his microcline feldspar, found
in the Alabama woods, his smoky quartz,
kicked up by his boot toe
in a Kansas wheat field, his fluorite,
sent by a Kentucky spelunker, his
marcasite, sent by an English mineralogist
in exchange for a piece of information,
and here it was, his diamond, the gift
of his dear friend, Henry.

Pages before the book ended I was wondering how she would manage it, how she would close the door on  this remarkable life. In the final poem, entitled "Moton Field," Carver is still living. His "palseyed right hand/stutters answers to letters heaped beside his bed" while pilots of the Tuskeegee Airmen train--"a P-40 zooms in at five o'clock/ high as a Negro has ever been./.../and makes a sky-roaring victory roll." It was perfect. Absolutely perfect. I wanted to write her a letter and say thank you for her work, for the way she captured his heart, for showing how much his life counted.For ending with that victory.

The story of the Tuskegee Airmen has been told over and over. Made into movies over and over. It's been made into movies over and over. It's just such a great story, people will keep on telling it over and over. I went with my dad last wee to see "Red Tails." We both loved it.If you haven't seen the new George Lucas version yet, it's worth seeing.

I live about an hour and a half from Tuskegee on the Georgia side of the Chattahoochee River. It's been a few years since we drove over and went through the museum. My hubby was cleaning out some drawers in is office this weekend and brought me a pamphlet he had picked up while we were there. It's called "How to Grow the Tomato and 115 Ways to Prepare it for the Table." by George Washington Carver.

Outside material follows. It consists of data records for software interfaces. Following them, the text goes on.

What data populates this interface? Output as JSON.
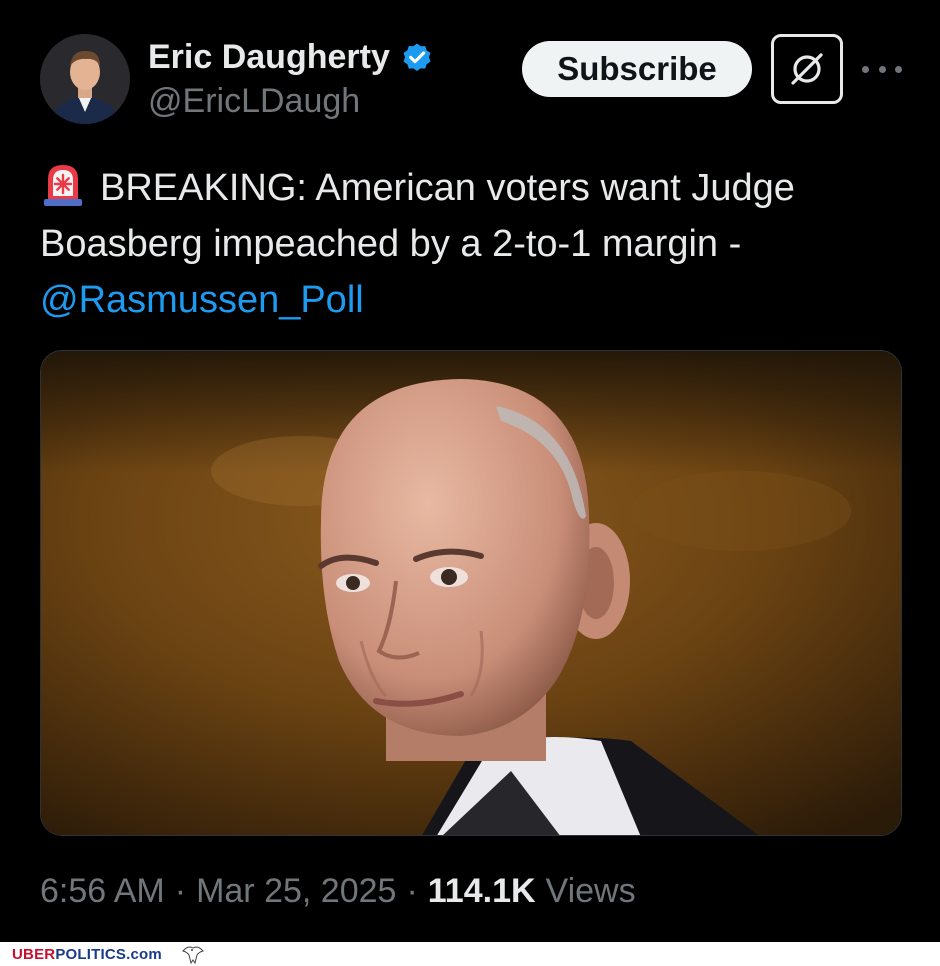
{
  "author": {
    "display_name": "Eric Daugherty",
    "handle": "@EricLDaugh",
    "avatar_icon": "profile-photo",
    "verified_icon": "verified-badge-icon",
    "verified_color": "#1d9bf0"
  },
  "actions": {
    "subscribe_label": "Subscribe",
    "grok_icon": "grok-icon",
    "more_icon": "more-options-icon"
  },
  "tweet": {
    "siren_icon": "rotating-light-emoji",
    "text_main": "BREAKING: American voters want Judge Boasberg impeached by a 2-to-1 margin -",
    "mention": "@Rasmussen_Poll",
    "mention_color": "#1d9bf0"
  },
  "meta": {
    "time": "6:56 AM",
    "separator": "·",
    "date": "Mar 25, 2025",
    "views_count": "114.1K",
    "views_label": "Views"
  },
  "watermark": {
    "brand_part1": "UBER",
    "brand_part2": "POLITICS.com",
    "logo_icon": "eagle-icon"
  },
  "colors": {
    "background": "#000000",
    "text_primary": "#e7e9ea",
    "text_secondary": "#71767b",
    "watermark_red": "#c8102e",
    "watermark_blue": "#1a3a8a"
  }
}
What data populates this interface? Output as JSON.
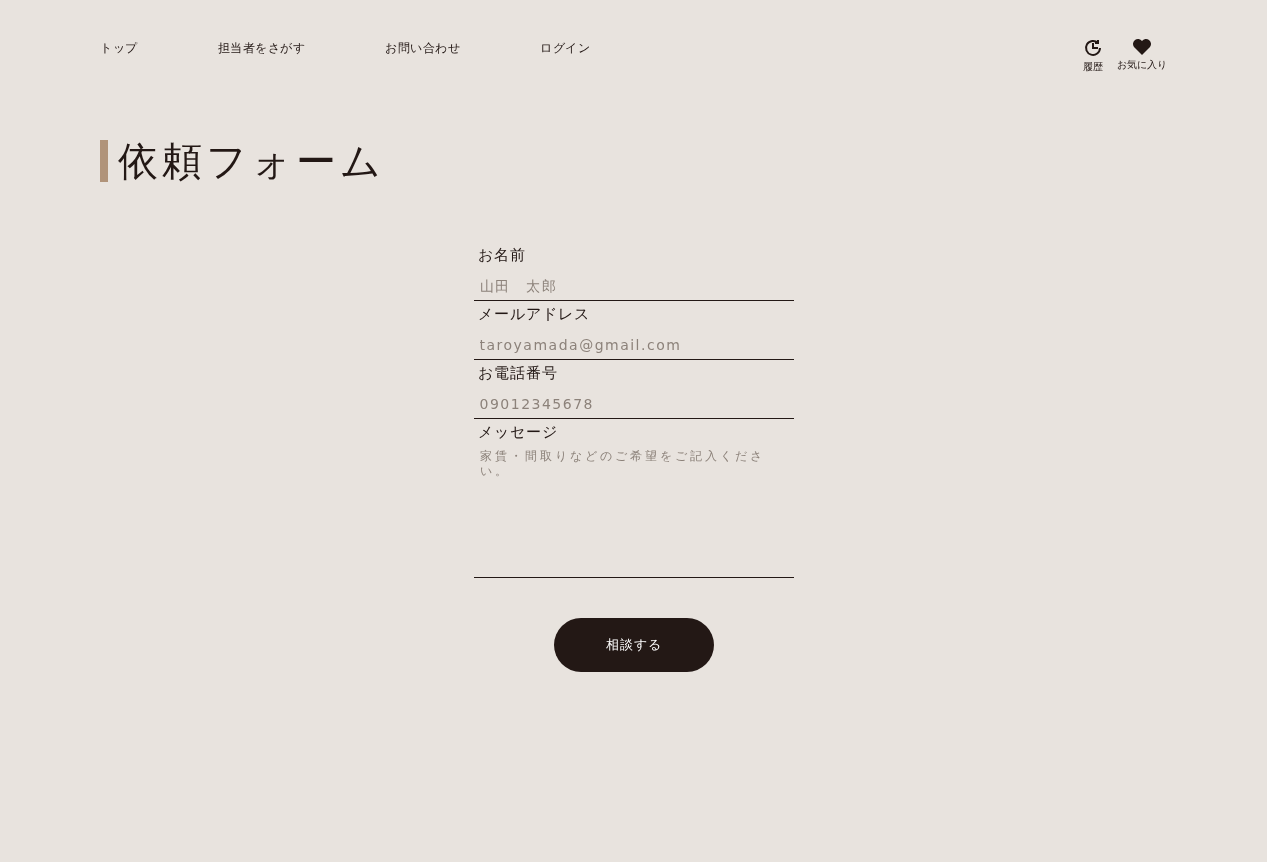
{
  "nav": {
    "links": [
      {
        "label": "トップ"
      },
      {
        "label": "担当者をさがす"
      },
      {
        "label": "お問い合わせ"
      },
      {
        "label": "ログイン"
      }
    ],
    "icons": [
      {
        "kind": "history",
        "label": "履歴"
      },
      {
        "kind": "favorite",
        "label": "お気に入り"
      }
    ]
  },
  "title": "依頼フォーム",
  "form": {
    "fields": [
      {
        "kind": "input",
        "label": "お名前",
        "placeholder": "山田　太郎"
      },
      {
        "kind": "input",
        "label": "メールアドレス",
        "placeholder": "taroyamada@gmail.com"
      },
      {
        "kind": "input",
        "label": "お電話番号",
        "placeholder": "09012345678"
      },
      {
        "kind": "textarea",
        "label": "メッセージ",
        "placeholder": "家賃・間取りなどのご希望をご記入ください。"
      }
    ],
    "submit": "相談する"
  }
}
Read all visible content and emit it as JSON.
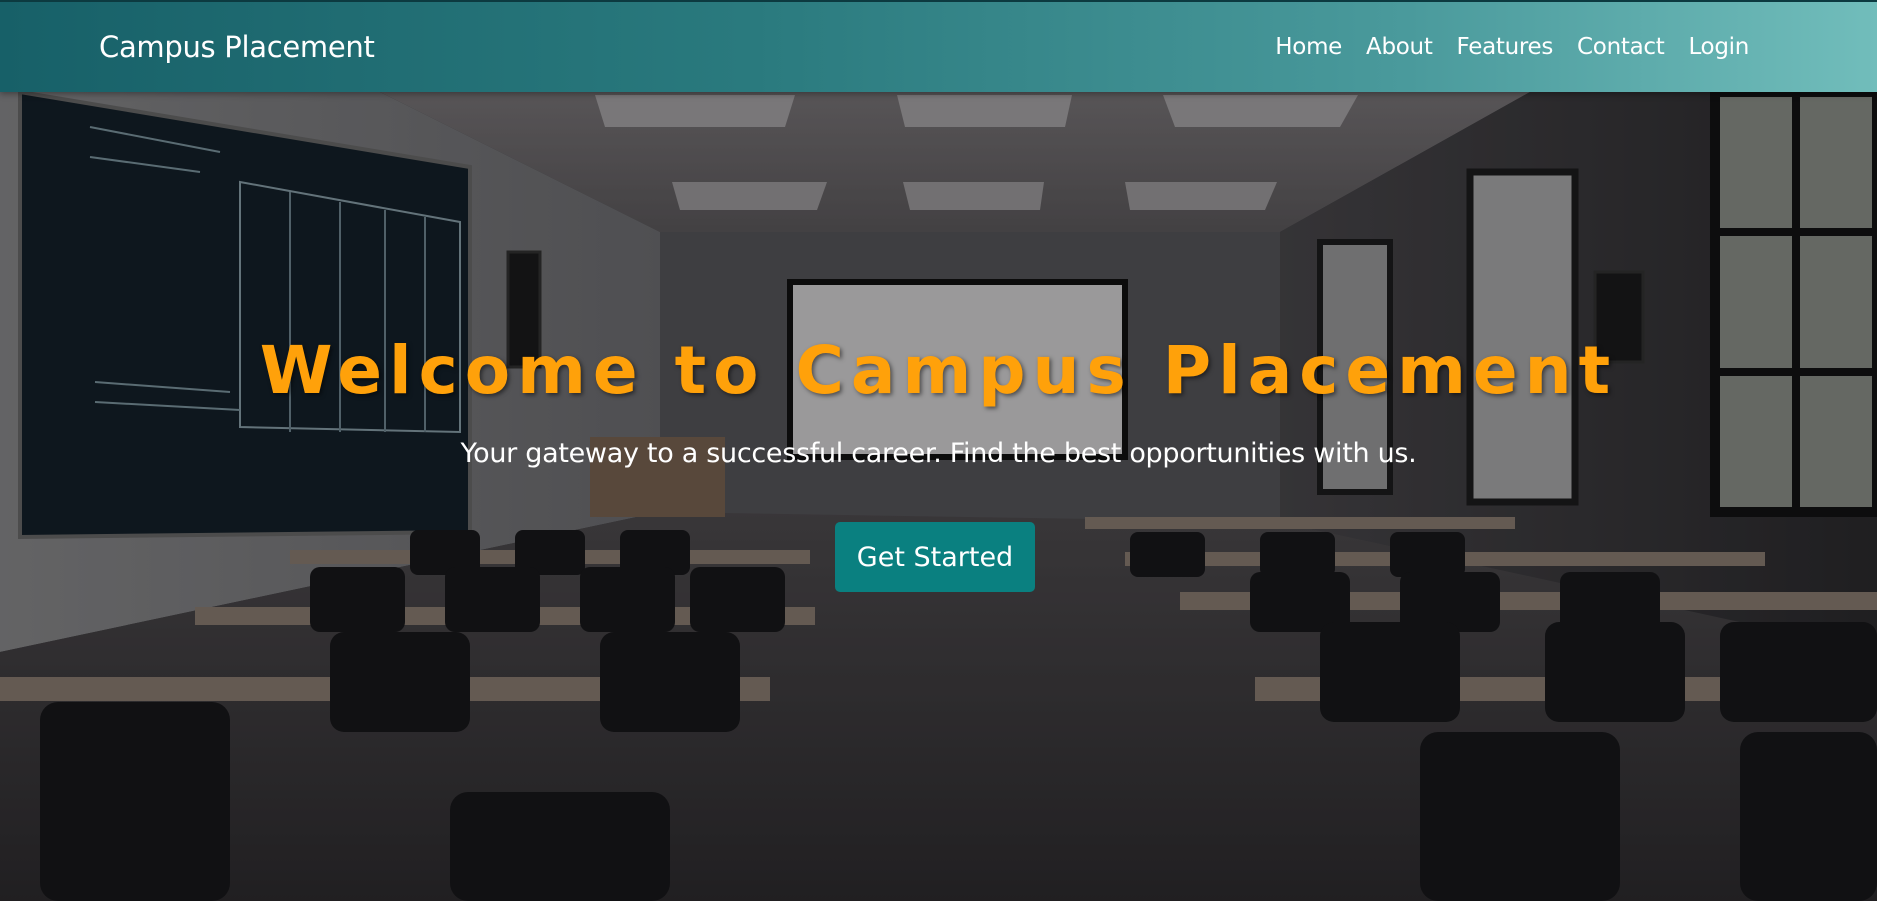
{
  "navbar": {
    "brand": "Campus Placement",
    "links": [
      "Home",
      "About",
      "Features",
      "Contact",
      "Login"
    ]
  },
  "hero": {
    "title": "Welcome to Campus Placement",
    "subtitle": "Your gateway to a successful career. Find the best opportunities with us.",
    "cta_label": "Get Started",
    "background_image": "dark classroom with desks, chairs, chalkboard and windows"
  },
  "colors": {
    "navbar_start": "#176068",
    "navbar_end": "#71bdbb",
    "title": "#ffa10a",
    "cta": "#0a8080"
  }
}
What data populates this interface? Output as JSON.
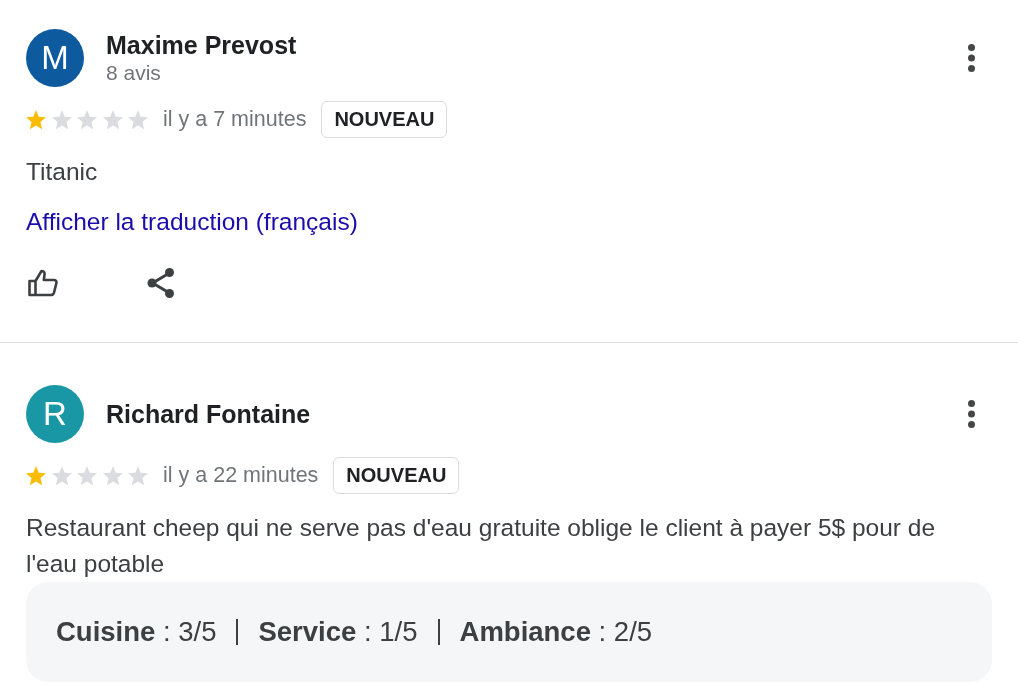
{
  "reviews": [
    {
      "author": "Maxime Prevost",
      "review_count": "8 avis",
      "avatar": {
        "initial": "M",
        "color": "#0e5a9f"
      },
      "stars": 1,
      "time": "il y a 7 minutes",
      "badge": "NOUVEAU",
      "text": "Titanic",
      "translate_link": "Afficher la traduction (français)",
      "actions": [
        {
          "kind": "like"
        },
        {
          "kind": "share"
        }
      ]
    },
    {
      "author": "Richard Fontaine",
      "avatar": {
        "initial": "R",
        "color": "#1a97a5"
      },
      "stars": 1,
      "time": "il y a 22 minutes",
      "badge": "NOUVEAU",
      "text": "Restaurant cheep qui ne serve pas d'eau gratuite oblige le client à payer 5$ pour de l'eau potable",
      "sub_ratings": [
        "**Cuisine** : 3/5",
        "**Service** : 1/5",
        "**Ambiance** : 2/5"
      ]
    }
  ]
}
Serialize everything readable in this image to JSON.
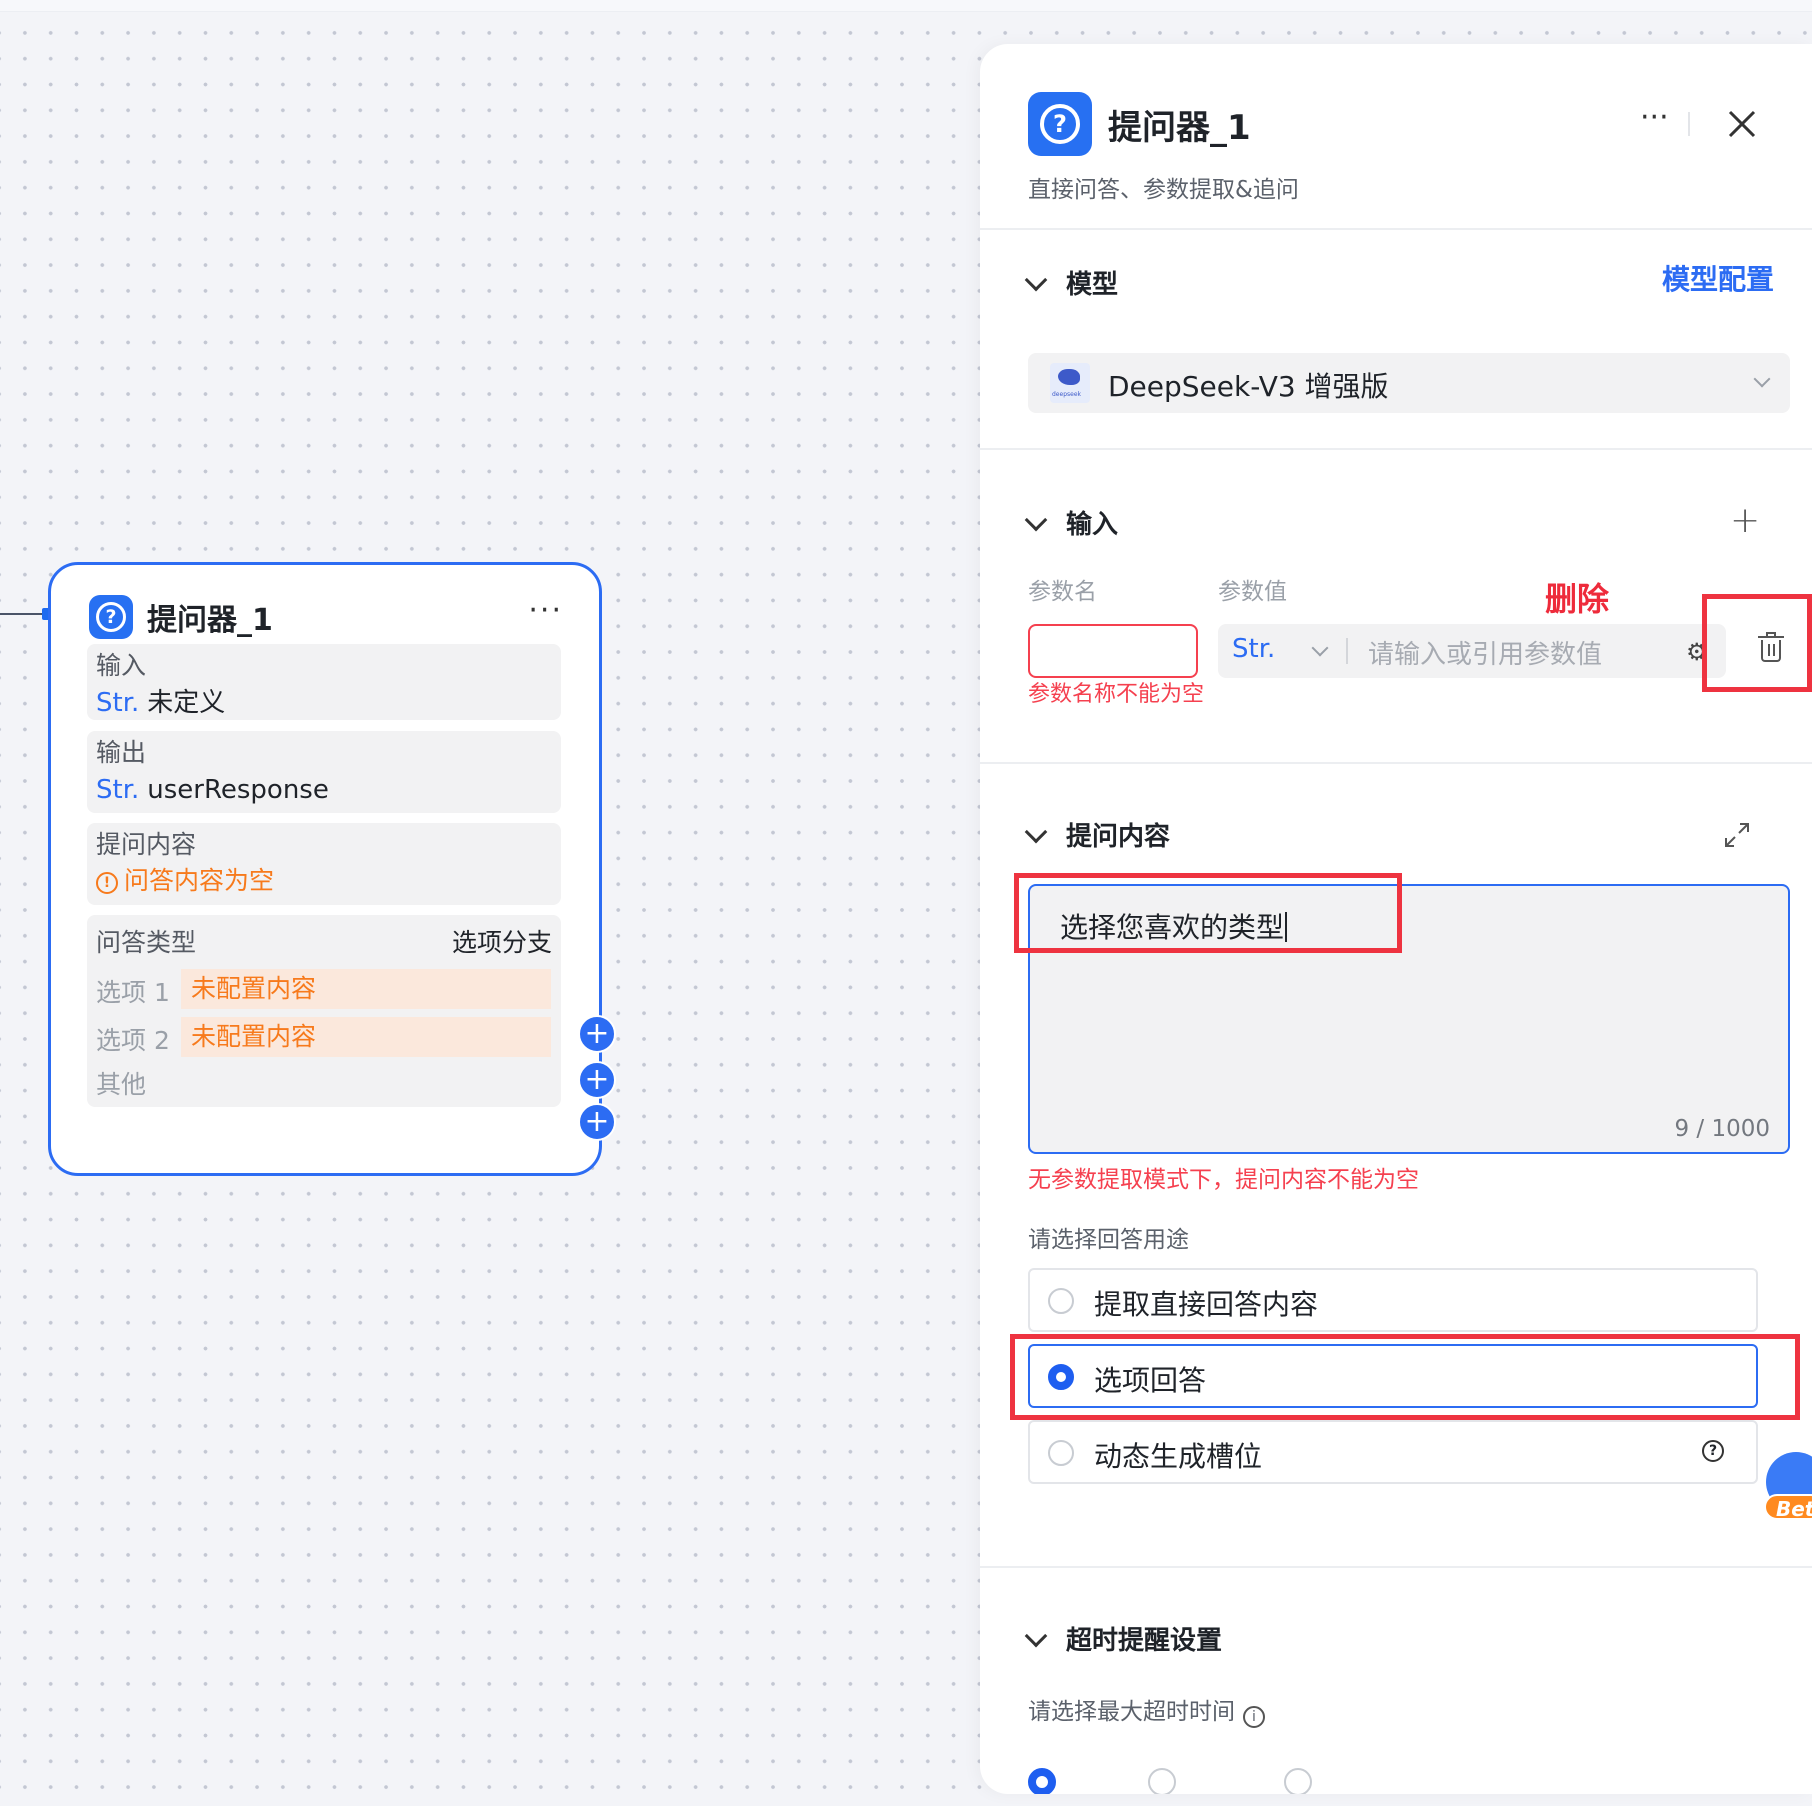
{
  "node": {
    "title": "提问器_1",
    "more": "···",
    "input_label": "输入",
    "input_type": "Str.",
    "input_value": "未定义",
    "output_label": "输出",
    "output_type": "Str.",
    "output_value": "userResponse",
    "question_label": "提问内容",
    "question_warning": "问答内容为空",
    "qa_type_label": "问答类型",
    "qa_type_value": "选项分支",
    "options": [
      {
        "label": "选项 1",
        "value": "未配置内容"
      },
      {
        "label": "选项 2",
        "value": "未配置内容"
      }
    ],
    "other_label": "其他",
    "plus": "+"
  },
  "panel": {
    "title": "提问器_1",
    "subtitle": "直接问答、参数提取&追问",
    "more": "···",
    "model_section": "模型",
    "model_config_link": "模型配置",
    "model_logo_text": "deepseek",
    "model_name": "DeepSeek-V3 增强版",
    "input_section": "输入",
    "add": "+",
    "param_name_col": "参数名",
    "param_value_col": "参数值",
    "delete_annotation": "删除",
    "param_name_error": "参数名称不能为空",
    "param_type": "Str.",
    "param_value_placeholder": "请输入或引用参数值",
    "gear": "⚙",
    "question_section": "提问内容",
    "question_text": "选择您喜欢的类型",
    "question_count": "9 / 1000",
    "question_error": "无参数提取模式下，提问内容不能为空",
    "answer_usage_label": "请选择回答用途",
    "answer_options": [
      {
        "label": "提取直接回答内容",
        "selected": false
      },
      {
        "label": "选项回答",
        "selected": true
      },
      {
        "label": "动态生成槽位",
        "selected": false
      }
    ],
    "help": "?",
    "timeout_section": "超时提醒设置",
    "timeout_label": "请选择最大超时时间",
    "info": "i",
    "beta": "Bet"
  },
  "colors": {
    "accent": "#2c6cf3",
    "error": "#f5404f",
    "warning": "#f77a1c",
    "annotation": "#ee3340"
  }
}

Maybe if I followed his advice I could actually grow a tomato. See my post "No More Veggies" for my history with tomato growing.

Stop by The Iris Chronicles for more Poetry Friday.